WHAT IS EXPECTED |
Lines with the string "noodle" are to be identified in the listing and copied.

DATA SECTION |
================

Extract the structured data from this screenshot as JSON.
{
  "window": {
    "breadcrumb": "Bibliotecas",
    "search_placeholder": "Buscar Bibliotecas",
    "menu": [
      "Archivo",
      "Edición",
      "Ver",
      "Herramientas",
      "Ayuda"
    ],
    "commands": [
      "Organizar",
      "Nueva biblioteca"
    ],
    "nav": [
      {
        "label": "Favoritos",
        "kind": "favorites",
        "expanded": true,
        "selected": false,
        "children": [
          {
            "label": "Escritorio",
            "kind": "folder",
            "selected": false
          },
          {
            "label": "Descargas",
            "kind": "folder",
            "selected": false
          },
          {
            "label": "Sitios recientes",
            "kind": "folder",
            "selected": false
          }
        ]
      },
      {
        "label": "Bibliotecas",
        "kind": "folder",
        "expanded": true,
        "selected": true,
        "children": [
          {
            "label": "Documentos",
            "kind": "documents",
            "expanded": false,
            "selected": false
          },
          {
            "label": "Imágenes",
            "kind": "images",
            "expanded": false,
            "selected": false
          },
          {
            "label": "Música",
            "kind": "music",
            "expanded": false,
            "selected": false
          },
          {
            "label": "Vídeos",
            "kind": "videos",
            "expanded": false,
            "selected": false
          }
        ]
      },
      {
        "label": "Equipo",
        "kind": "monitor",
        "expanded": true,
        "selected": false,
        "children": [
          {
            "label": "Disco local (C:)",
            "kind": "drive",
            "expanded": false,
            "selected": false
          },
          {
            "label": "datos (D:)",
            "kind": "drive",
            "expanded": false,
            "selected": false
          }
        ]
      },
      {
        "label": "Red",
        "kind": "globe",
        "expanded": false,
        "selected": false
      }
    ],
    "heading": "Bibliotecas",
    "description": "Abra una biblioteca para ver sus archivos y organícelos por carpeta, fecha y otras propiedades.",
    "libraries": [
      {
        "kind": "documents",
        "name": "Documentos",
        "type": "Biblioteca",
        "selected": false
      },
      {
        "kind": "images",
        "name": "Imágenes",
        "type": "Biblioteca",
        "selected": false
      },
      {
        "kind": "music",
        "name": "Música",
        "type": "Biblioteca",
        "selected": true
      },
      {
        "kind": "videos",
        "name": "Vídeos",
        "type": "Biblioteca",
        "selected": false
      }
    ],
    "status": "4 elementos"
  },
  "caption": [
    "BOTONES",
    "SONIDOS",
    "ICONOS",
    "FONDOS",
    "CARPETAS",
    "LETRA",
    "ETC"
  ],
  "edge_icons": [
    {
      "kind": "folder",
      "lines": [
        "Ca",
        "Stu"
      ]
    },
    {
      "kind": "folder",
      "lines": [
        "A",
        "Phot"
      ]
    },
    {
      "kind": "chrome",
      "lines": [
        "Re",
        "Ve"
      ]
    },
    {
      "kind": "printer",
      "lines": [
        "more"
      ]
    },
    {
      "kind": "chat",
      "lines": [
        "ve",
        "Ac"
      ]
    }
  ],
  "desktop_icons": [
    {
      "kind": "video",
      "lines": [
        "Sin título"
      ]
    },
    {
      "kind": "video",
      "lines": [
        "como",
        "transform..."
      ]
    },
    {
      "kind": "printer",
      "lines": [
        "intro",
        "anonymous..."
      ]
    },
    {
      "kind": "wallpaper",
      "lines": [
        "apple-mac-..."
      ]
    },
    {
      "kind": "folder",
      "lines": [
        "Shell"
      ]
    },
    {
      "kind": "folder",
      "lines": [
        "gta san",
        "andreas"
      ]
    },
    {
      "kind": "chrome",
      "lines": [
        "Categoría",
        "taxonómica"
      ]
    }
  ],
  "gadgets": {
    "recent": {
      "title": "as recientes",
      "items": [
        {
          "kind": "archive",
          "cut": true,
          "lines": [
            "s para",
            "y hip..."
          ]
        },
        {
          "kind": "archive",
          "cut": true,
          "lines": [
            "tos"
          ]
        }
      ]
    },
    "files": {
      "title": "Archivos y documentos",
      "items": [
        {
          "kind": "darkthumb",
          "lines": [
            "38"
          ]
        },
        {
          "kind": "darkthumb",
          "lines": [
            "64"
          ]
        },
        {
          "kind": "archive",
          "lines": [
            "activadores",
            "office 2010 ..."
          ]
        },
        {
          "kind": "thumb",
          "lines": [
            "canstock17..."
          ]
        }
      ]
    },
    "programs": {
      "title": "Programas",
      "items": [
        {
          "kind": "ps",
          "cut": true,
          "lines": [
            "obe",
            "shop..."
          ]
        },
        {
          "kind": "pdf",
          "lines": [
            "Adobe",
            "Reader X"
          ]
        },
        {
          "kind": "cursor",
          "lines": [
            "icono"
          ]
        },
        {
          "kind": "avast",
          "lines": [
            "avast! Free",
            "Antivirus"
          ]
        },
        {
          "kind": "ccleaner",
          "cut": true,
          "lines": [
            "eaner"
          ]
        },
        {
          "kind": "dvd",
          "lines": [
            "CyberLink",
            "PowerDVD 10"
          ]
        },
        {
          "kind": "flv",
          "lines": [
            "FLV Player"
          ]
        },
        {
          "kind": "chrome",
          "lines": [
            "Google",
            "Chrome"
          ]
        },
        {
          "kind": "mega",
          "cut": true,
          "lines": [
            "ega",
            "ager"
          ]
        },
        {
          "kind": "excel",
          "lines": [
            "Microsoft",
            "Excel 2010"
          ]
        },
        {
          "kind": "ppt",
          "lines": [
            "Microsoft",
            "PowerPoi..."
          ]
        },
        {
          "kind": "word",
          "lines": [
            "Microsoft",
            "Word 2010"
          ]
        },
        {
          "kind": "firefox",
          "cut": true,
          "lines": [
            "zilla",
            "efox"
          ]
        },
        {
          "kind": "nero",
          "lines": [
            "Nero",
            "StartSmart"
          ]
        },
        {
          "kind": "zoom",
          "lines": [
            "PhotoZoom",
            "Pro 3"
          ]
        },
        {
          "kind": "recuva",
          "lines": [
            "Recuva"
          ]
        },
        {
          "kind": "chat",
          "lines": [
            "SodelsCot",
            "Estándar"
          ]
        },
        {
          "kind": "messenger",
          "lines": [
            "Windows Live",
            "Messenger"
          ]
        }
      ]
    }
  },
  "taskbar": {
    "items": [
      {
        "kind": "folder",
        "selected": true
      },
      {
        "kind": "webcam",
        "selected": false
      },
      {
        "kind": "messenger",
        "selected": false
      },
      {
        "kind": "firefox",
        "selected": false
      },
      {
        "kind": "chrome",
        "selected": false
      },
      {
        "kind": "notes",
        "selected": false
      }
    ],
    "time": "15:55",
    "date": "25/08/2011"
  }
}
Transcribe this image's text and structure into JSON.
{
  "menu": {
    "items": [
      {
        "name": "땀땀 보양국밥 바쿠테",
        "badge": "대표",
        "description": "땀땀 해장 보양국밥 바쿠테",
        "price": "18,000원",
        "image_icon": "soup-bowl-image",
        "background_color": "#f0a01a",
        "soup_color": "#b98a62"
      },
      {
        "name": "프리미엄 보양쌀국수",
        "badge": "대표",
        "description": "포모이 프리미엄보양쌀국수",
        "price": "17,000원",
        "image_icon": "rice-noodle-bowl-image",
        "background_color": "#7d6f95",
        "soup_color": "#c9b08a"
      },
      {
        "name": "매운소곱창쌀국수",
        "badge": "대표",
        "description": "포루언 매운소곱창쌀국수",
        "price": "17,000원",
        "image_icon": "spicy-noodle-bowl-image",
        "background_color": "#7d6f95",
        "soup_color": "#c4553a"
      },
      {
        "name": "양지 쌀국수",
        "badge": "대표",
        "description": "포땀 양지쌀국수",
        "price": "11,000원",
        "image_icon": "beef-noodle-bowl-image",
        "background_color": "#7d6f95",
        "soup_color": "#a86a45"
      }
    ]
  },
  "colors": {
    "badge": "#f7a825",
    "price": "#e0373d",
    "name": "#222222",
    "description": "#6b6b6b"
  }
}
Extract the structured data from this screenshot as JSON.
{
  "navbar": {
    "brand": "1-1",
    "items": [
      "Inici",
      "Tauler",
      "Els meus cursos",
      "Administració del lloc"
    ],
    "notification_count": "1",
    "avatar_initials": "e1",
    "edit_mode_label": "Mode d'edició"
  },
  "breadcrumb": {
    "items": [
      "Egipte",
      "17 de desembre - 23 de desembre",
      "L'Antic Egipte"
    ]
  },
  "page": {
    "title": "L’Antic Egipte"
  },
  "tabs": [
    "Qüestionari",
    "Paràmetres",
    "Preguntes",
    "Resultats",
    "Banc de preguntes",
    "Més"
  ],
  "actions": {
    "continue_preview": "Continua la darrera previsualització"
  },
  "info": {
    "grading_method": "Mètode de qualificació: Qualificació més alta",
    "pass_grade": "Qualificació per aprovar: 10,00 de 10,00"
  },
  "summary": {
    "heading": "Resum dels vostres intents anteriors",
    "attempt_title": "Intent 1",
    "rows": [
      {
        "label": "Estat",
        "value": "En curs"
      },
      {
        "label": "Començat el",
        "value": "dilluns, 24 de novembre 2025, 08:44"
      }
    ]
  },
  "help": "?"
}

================

EXERCISE RESPONSE |
        "image_icon": "rice-noodle-bowl-image",
        "image_icon": "spicy-noodle-bowl-image",
        "image_icon": "beef-noodle-bowl-image",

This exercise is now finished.